A garnet is not a soft stone. With a Mohs hardness of 7.5, the mineral resists both physical and chemical assault. In light of that, the garnets pulled from Thailand’s Chiang Mai River contain an intriguing puzzle: dozens of spidery tunnels.
To gem dealers, they are dismaying. They mar the gems’ clarity and spoil their profit. But to a team of Swedish and Thai scientists, who recently published their studies in the journal PLOS ONE, they were fascinating. What could be responsible for galleries whose shifting shapes and circuitous routes seem to defy their location in a gemstone as tough as hardened steel?
Sometimes the tunnels run in parallel palisades, negotiating turns in tandem.
Sometimes they curve without regard to one another. Sometimes they branch. Sometimes the branches fuse. Sometimes a tunnel enters the garnet and comes right back out again in a simple arc.
Sometimes the tunnels have round cross sections, particularly near the tips. Sometimes they are rectangular or hexagonal with much larger diameters, particularly near the gem’s surface. The orientation of these polygonal tunnels is usually identical in adjacent tunnels, suggesting their orientation is controlled by the planes of the garnet crystal.
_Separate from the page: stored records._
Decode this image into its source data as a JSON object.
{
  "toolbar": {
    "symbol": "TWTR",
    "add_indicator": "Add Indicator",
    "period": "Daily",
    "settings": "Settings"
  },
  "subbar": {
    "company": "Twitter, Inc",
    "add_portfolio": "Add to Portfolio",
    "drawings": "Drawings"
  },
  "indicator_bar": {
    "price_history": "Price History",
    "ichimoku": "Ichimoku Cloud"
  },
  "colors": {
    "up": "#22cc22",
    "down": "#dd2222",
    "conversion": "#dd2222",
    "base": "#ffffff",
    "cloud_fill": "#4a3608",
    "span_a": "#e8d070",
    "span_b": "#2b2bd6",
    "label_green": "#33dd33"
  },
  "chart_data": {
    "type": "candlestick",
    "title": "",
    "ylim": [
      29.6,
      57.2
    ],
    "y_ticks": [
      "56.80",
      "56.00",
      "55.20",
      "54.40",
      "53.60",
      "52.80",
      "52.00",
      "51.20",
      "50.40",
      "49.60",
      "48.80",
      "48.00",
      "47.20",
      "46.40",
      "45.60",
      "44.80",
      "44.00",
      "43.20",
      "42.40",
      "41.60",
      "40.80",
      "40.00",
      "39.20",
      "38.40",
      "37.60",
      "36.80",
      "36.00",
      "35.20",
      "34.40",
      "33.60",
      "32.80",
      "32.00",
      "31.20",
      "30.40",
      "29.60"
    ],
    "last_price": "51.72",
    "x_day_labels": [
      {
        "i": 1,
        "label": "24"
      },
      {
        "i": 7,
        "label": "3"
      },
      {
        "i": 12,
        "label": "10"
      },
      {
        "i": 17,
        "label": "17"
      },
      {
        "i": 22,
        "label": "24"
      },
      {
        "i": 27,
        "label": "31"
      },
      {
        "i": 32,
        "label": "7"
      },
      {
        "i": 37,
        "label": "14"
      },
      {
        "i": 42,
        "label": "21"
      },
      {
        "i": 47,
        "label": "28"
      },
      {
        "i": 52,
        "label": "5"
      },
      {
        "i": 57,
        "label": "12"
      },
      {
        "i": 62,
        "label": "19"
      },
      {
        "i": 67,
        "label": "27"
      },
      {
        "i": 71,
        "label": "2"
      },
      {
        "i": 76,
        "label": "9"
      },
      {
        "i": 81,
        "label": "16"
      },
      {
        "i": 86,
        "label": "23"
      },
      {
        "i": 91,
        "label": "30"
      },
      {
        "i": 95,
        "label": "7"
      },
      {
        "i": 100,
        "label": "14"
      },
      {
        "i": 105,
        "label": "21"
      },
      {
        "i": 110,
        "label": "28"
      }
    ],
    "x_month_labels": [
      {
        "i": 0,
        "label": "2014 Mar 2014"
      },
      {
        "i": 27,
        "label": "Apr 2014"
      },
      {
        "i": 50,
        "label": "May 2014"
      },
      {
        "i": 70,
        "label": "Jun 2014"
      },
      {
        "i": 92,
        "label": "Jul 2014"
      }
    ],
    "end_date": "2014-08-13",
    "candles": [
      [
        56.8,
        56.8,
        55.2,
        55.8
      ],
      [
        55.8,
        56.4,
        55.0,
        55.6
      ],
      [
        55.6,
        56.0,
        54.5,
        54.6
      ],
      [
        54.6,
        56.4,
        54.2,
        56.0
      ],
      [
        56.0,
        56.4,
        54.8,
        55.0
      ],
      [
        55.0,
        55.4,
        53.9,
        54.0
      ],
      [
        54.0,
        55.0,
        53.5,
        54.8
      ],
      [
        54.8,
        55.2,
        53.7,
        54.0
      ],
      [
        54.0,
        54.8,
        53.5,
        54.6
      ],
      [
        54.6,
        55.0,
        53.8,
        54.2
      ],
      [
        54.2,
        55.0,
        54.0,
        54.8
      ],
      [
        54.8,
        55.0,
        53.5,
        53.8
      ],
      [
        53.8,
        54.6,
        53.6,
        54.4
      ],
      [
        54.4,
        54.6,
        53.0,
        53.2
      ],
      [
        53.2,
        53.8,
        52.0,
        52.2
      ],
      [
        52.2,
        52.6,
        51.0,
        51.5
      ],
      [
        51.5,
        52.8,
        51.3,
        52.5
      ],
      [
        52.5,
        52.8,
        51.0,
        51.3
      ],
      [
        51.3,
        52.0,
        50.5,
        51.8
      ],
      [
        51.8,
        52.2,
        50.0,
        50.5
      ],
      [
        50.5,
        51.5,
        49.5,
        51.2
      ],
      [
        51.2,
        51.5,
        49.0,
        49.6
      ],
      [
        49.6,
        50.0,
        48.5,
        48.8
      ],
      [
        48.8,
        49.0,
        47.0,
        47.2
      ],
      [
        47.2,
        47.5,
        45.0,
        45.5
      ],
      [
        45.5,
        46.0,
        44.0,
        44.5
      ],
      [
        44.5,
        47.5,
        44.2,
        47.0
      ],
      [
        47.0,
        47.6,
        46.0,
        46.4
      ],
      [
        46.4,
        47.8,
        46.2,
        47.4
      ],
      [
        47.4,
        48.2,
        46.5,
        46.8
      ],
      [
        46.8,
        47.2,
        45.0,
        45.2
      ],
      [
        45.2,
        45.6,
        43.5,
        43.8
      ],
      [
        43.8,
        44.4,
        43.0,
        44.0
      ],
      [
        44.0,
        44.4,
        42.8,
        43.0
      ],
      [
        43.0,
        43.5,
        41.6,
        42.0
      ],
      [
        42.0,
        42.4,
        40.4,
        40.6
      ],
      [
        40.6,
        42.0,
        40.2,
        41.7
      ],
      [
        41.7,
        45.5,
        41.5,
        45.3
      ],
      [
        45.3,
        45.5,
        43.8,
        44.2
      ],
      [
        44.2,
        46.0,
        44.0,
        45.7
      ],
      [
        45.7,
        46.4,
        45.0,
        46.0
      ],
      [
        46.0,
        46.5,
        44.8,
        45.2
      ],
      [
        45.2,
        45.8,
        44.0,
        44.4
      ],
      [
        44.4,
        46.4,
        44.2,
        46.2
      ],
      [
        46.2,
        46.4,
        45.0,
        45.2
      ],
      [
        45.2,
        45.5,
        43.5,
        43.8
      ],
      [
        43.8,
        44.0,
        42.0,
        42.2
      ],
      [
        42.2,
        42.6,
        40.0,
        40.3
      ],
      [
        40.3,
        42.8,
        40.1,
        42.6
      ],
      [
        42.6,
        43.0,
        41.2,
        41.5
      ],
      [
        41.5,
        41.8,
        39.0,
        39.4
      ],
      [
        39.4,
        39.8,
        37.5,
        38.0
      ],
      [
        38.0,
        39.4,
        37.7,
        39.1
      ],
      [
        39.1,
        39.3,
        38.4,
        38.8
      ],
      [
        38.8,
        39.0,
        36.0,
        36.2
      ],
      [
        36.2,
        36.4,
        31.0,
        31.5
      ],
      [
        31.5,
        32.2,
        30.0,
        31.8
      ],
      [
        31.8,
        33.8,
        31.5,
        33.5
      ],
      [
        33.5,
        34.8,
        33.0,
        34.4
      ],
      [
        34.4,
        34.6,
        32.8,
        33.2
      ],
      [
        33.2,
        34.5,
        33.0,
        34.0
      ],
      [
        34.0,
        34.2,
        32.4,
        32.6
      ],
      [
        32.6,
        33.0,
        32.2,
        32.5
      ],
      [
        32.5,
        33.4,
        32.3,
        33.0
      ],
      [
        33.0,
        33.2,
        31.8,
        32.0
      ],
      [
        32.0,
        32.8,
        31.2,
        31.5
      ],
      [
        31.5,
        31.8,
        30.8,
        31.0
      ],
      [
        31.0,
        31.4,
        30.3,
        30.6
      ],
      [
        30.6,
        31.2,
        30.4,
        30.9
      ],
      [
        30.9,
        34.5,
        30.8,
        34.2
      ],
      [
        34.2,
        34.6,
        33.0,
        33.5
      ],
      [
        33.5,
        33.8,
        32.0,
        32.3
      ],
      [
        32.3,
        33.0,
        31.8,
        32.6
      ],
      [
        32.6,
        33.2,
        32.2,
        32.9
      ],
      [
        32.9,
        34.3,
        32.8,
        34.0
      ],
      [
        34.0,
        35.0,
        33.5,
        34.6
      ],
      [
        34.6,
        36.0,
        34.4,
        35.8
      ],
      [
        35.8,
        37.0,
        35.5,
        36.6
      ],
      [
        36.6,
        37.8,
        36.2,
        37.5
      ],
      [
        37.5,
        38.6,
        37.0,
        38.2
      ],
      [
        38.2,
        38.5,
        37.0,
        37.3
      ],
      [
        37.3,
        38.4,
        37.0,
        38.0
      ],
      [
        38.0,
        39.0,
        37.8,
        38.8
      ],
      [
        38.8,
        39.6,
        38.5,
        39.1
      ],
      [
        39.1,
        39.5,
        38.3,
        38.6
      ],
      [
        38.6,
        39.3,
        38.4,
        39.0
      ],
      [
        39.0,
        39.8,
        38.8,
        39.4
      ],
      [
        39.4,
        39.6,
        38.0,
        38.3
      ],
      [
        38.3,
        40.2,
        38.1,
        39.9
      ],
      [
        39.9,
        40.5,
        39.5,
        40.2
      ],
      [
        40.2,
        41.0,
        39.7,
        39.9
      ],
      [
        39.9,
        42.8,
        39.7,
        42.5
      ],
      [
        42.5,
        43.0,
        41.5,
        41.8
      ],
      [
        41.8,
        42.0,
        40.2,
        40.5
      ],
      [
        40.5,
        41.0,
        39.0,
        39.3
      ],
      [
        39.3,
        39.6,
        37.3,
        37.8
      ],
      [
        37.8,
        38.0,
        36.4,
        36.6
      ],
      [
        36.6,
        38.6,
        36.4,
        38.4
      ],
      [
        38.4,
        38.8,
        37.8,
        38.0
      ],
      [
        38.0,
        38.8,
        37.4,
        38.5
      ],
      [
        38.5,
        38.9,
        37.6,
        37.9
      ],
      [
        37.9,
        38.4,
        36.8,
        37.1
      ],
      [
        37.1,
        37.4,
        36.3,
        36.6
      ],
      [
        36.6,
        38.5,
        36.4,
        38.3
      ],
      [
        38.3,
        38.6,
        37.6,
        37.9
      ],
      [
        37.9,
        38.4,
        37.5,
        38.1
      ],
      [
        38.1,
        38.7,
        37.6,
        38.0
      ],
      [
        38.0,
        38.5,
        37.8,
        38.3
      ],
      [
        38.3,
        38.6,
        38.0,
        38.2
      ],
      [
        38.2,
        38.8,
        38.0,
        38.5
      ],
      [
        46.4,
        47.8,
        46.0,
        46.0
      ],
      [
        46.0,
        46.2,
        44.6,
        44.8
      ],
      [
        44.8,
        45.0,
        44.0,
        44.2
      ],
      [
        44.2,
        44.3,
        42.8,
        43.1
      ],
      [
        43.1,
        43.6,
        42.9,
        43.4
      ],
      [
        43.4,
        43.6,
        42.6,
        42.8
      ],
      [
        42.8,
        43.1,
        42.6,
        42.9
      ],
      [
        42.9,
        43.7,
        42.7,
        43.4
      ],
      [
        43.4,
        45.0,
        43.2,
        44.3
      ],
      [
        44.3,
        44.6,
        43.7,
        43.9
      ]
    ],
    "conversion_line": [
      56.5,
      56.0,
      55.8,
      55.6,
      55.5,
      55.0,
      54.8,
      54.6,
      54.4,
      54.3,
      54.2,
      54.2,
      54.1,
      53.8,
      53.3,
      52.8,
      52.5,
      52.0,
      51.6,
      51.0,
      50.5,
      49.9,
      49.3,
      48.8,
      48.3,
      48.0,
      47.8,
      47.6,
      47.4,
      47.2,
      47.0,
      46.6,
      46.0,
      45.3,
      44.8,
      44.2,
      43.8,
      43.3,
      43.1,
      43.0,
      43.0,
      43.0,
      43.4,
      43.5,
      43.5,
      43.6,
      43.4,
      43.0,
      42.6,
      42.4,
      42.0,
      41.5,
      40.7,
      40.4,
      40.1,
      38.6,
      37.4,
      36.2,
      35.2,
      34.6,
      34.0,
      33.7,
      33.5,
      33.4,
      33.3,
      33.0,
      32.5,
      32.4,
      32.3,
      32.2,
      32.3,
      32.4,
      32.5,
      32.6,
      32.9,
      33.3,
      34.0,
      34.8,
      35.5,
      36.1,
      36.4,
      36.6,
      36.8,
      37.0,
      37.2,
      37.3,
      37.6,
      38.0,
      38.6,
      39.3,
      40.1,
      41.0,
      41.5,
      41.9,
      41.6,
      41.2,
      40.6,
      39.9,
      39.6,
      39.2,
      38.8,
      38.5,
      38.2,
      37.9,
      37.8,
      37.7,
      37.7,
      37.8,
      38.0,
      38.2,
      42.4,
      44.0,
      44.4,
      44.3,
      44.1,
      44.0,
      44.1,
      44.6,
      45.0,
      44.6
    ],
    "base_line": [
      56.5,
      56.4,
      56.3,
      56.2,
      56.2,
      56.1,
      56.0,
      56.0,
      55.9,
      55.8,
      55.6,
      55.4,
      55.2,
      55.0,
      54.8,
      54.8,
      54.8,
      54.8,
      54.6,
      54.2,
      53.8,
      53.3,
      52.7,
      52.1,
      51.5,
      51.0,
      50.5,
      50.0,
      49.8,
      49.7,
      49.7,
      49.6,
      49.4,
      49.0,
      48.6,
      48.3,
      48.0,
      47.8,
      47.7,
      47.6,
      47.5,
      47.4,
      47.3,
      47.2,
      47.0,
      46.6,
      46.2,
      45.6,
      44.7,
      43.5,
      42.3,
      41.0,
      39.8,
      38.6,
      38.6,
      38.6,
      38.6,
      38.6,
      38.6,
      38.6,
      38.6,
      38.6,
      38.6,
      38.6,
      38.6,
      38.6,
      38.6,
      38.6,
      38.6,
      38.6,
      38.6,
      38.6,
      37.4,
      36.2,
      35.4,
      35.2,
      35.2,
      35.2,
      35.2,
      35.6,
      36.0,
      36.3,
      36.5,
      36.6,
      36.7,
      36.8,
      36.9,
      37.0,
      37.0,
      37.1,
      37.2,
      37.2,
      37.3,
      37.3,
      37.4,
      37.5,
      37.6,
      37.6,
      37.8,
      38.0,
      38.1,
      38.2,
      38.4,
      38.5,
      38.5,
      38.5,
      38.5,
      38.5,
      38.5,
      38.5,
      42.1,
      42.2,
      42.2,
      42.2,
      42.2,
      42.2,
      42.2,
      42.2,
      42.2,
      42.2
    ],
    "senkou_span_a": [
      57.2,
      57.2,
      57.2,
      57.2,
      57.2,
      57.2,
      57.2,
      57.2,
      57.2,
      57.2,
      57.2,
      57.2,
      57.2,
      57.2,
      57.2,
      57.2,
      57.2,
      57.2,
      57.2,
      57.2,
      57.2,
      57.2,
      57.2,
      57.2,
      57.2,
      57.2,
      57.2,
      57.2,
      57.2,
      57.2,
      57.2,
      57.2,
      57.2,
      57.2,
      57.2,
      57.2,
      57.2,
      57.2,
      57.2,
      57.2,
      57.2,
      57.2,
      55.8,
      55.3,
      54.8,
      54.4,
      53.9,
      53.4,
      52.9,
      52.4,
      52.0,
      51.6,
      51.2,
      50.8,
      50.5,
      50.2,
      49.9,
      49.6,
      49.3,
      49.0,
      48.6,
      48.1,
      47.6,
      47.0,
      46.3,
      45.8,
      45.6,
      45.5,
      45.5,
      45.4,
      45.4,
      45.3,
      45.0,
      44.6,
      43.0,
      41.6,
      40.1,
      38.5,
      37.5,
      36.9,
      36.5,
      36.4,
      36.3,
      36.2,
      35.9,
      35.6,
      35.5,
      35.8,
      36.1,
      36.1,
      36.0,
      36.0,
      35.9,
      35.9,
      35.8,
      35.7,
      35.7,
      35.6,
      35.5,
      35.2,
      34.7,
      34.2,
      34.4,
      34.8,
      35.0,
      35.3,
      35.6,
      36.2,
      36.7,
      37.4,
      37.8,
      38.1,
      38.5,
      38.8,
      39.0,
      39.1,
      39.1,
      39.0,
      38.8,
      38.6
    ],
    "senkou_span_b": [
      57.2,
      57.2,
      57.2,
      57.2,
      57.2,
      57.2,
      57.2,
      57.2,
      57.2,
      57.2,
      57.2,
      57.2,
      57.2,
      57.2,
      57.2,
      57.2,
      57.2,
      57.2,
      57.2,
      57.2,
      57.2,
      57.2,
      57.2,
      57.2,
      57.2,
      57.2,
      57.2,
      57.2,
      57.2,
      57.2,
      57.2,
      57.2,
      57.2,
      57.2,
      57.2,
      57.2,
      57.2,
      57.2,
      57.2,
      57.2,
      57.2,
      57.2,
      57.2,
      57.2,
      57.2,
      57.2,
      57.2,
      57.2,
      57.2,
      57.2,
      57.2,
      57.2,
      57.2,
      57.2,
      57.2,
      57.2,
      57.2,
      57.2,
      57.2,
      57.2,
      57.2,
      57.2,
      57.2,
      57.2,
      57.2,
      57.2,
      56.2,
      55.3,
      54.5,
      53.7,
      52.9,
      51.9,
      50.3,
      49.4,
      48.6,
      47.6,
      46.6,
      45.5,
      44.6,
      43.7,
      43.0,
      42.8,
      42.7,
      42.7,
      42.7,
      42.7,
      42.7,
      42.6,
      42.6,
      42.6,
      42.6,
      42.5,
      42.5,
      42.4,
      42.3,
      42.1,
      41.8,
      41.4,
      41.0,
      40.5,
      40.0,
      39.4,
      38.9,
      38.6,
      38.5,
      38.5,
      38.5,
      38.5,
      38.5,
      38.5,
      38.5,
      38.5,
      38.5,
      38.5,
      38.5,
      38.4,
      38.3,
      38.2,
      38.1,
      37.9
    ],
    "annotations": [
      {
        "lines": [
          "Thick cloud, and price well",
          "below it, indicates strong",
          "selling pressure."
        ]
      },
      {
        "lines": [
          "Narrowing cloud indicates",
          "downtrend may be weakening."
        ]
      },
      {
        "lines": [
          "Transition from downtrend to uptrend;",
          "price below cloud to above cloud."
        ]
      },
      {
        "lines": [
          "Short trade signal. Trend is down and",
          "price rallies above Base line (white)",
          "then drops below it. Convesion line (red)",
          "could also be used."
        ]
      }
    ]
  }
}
But above all there were these three clues: every single tunnel had an exit hole at the gem’s surface. None of the garnets pulled from their source in granite host rock contained a single tunnel. And a few of the tunnels were stuffed with these reddish roundish filaments.
The scientists considered many hypotheses.
The Chiang Mai River is calm, which rules out some sort of bizarre rock-tumbler effect.
Pyrope and almandine garnets can contain spiky inclusions of the minerals rutile or chrysotile, but they are normally more evenly distributed, and they do not curve or reach the crystal’s surface.
Three other physical processes can produce tunnels – ambient inclusion tunnels, fluid inclusion trails, and radiation damage trails -- but none of them resemble these tunnels.
The fact that the tunnels fuse with each other to form a network is, however, highly suggestive. This process, called anastomosis, is highly characteristic of life -- and one kingdom in particular.
A few years ago I wrote about the fact that the world’s largest mining operation is run by fungi. Both lichens and mycorrhizal fungi, a huge class of organisms that live cooperatively with plant roots, bore into rock using a combination of organic acids, metal-grabbing molecules called chelators, and mechanical force. The tip of a fungal filament is a biological drill bit, bearing down on the rock face with crushing pressure. Both types of fungi are after mineral nutrients, though lichens are also securing themselves to their home. Recently, fungi have also been discovered excavating the seafloor crust. If so, the sheer volume of such crust might make it, astoundingly, Earth’s largest fungal habitat.
Yet in spite of these discoveries, no one has ever observed fungi mining garnet or any other mineral harder than a Mohs 7. Nor have anastomosing tunnels or polygonal entrances been observed in fungal diggings previously.
The fact all tunnels have surface openings supports a biological agent, as do those telltale filaments still trapped inside. Complex organic fatty acid residues characteristic of life were detected inside but not outside the tunnels, nor in hematite and quartz controls from the same sediments. Because fungi can transport the tailings from their excavations to the outside via their own bodies, this would explain why the tunnels are not clogged with the “byproducts of mineral dissolution”.
Although bacteria have also been known to bore into rocks in search of iron and manganese, the size, shape and connectedness of the tunnels are consistent with the action of fungi but not with that of iron-oxidizing bacteria. Excavating fungi can also detect and follow chemical gradients within rock they are mining. This may explain the palisade-like appearance of many parallel tunnels, as the fungi chase the same nutrients like hounds scenting a fox. The fungi in the Chiang Mai River also have strong motive. Garnets are a source of usable iron. The sediments of the river are not.
The weight of the evidence thus suggests, the scientists say, that the garnet tunnels are the stopes, shafts, drifts, and adits of iron-starved river fungi, mining the garnets of the Chiang Mai not for adornment, but for their very survival.
Ivarsson, Magnus, Henrik Skogby, Bongkot Phichaikamjornwut, Stefan Bengtson, Sandra Siljeström, Prayote Ounchanum, Apichet Boonsoong et al. "Intricate tunnels in garnets from soils and river sediments in Thailand–Possible endolithic microborings."PloS One 13, no. 8 (2018): e0200351.